Onwuzurike is a little smaller than what the Bucs have drafted in the past for defensive tackle. However, he plays much bigger than his 6-foot-3, 290-pound frame allows. After playing primarily at nose tackle, I have no doubt that Onwuzurike is strong enough to hold the point of attack. He also shows a quickness and relentlessness that makes me believe he will be a quality pass rusher.
Sitting behind Ndamukong Suh for a year would do him well as he develops his technique. Too often Onwuzurike rushes like a wild man. Time to learn how to set up blockers and use his hands better is the next step in his development. If he can do that then you could be looking at the best defensive tackle in this draft long term.
Round 3, Pick No. 95: IOL Quinn Meinerz, Wisconsin Whitewater Warhawks
Is there a more Bucs pick than a day two interior offensive lineman from a relatively unheard of school? Considering that is the discrimination of all three of their starting interior offensive lineman, I’d say no.
Meinerz was the big winner from this year’s Senior Bowl. A fierce competitor with the athletic ability you want for the next level. He will need time to adjust to a bigger faster game, so a year backing up Pro Bowl-caliber linemen who come from a similar situation is ideal for everyone involved. Expect him to start at center or guard in a year or two if the team parts ways with Alex Cappa or Ryan Jensen.
Round 4, Pick No. 137: WR Marquez Stevenson, Houston Cougars
Stevenson is explosive and elusive. This is the type of playmaking in space that the Bucs just don’t currently have. Stevenson has the talent to fill Antonio Brown’s shoes if he isn’t re-signed. He also has experience returning kicks, so there is special teams value here if nothing else. It’s hard to imagine this not being a valuable draft pick in both the short term and long run.
Round Five, Pick No. 176: OT Tommy Doyle, Miami-Ohio RedHawks
The Bucs have found key contributors from the Mid American Conference.
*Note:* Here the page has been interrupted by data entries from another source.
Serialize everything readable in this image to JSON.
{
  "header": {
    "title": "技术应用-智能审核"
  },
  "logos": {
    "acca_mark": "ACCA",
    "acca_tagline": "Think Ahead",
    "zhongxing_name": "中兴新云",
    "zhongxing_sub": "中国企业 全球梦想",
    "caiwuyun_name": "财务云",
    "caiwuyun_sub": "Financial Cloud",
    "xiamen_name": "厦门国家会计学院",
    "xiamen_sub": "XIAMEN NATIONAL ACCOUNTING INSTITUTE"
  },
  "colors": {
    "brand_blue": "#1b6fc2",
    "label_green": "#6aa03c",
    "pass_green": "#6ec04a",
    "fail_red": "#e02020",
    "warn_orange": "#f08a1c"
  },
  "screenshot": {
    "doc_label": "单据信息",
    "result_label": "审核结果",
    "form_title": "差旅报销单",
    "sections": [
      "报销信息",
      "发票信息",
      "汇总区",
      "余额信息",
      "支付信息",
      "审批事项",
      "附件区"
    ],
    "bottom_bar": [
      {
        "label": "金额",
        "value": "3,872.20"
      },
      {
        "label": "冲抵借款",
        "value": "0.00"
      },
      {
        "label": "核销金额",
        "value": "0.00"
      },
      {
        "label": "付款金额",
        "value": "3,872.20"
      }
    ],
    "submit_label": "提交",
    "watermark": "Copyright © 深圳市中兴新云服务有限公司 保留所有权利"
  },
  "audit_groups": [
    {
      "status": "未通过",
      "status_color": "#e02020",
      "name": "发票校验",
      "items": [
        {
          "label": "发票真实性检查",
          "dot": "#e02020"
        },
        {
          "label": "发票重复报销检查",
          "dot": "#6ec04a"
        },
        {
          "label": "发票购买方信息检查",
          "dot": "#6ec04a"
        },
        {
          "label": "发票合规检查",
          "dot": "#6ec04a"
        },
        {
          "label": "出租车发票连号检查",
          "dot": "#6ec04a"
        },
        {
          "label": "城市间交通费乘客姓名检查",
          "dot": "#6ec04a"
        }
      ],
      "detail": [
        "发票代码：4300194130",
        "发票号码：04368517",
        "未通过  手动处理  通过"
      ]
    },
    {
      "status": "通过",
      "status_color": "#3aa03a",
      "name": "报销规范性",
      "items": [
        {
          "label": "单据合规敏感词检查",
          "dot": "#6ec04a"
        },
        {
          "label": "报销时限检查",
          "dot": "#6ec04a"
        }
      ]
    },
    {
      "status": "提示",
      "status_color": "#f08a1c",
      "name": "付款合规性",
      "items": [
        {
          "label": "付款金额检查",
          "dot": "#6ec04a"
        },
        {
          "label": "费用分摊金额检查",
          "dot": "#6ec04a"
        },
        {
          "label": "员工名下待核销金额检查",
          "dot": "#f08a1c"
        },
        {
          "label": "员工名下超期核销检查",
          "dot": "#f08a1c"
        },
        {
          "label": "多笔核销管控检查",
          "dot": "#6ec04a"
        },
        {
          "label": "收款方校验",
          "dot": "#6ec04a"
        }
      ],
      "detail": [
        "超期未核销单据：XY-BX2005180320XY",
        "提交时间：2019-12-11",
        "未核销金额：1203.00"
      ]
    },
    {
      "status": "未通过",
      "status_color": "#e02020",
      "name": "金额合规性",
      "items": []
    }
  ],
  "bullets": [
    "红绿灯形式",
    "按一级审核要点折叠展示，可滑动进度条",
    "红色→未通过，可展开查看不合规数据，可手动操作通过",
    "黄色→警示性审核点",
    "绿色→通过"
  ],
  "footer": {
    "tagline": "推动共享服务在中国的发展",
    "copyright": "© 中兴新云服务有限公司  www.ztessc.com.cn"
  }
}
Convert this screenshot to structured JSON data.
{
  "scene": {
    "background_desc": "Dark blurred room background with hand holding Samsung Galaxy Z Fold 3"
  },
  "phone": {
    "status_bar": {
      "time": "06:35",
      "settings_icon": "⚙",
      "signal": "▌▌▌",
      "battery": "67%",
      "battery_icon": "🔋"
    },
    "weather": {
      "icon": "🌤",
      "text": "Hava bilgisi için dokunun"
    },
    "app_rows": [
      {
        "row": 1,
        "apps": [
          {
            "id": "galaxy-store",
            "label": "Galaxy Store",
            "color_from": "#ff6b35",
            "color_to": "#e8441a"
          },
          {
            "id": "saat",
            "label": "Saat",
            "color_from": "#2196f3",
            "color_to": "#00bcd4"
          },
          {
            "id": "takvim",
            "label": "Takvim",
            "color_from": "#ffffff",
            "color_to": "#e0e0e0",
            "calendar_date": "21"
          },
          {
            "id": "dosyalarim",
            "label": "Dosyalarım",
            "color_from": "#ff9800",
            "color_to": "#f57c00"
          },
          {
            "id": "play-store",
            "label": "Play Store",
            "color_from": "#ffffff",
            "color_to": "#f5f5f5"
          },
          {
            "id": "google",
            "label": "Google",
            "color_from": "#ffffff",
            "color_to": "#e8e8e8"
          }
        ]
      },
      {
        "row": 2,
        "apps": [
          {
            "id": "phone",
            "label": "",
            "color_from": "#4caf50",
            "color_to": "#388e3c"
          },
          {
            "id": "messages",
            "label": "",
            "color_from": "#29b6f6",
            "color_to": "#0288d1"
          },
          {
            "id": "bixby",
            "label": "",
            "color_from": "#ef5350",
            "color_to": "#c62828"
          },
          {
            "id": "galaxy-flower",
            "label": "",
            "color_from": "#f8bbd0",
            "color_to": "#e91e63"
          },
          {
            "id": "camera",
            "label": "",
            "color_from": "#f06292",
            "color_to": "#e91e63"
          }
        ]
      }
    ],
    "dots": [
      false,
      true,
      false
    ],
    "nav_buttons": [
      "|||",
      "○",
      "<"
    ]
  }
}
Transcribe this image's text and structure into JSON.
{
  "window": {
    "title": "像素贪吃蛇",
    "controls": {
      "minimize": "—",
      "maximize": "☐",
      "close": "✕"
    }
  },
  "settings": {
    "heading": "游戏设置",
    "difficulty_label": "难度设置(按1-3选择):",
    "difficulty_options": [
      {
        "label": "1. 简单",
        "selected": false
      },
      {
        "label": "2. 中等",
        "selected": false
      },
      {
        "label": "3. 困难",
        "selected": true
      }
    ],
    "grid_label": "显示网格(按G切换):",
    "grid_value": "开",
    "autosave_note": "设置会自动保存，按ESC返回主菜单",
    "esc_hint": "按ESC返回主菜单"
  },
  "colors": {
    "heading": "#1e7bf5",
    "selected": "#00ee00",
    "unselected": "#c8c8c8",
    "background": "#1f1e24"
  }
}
Doyle has a chance to be the next Scotty Miller or Sean Murphy-Bunting for this team. At 6-foot-8 and 320-pounds, Doyle has all the size you could want for the position. On top of that, he tested as one of the most athletic offensive tackles in recent memory. He even tested with better agility that last year’s first round pick Tristan Wirfs. Doyle is one of the biggest sleepers in this draft class.
Round 6, Pick No. 217: RB Elijah Mitchell, Louisiana Ragin’ Cajuns
It feels like the Bucs keep throwing darts at this position, but haven’t found their guy yet. Mitchell could finally be that pass catching back that sticks with the team. It’s worth pointing out that the Bucs have spoken with Mitchell in this draft process. On top of that they drafted his teammate last year in Raymond Calias. There are definitely connections here and the fit makes perfect sense.
Round 7, Pick No. 251: S Paris Ford, Pittsburgh Panthers
Ford is a willing hitter and sound tackler. He projects as a depth safety and special teams player. He tested very poorly and there are questions if he’s a good enough athlete to play in the NFL. However, a year in the weight room and shadowing fellow Pittsburgh alumni Jordan Whitehead could make Ford a steal in the draft.
Round 7, Pick No. 259: LB Antjuan Simmons, Michigan State Spartans
Simmons is an undersized linebacker, but he plays fearless. Fast and physical, Simmons loves to be where the action is. He’s also very good in coverage, having played nickel fairly often in college. This would be a great depth and special teams signing with a chance to be a future starter if he proves he can hold up at 220-pounds.
Despite not getting a year one starter, it would be great to see this Bucs mock draft become a reality. This provides two or three rotational players in year one and quality depth should there be an injury. All of the first five picks project as potential future starters. Four of the five day three picks can provide immediate special teams value.
When you pick late in the draft, you aren’t likely to get elite players. At this point it’s more about finding quality players who fit your needs. Each of these guys fits into that category. If the Bucs can develop those top picks in this draft then they have the potential to be great. A relatively low risk for a relatively high reward. That’s the Bucs sweet spot in this draft.
Check out the rest of the mock drafts from Bucs Report: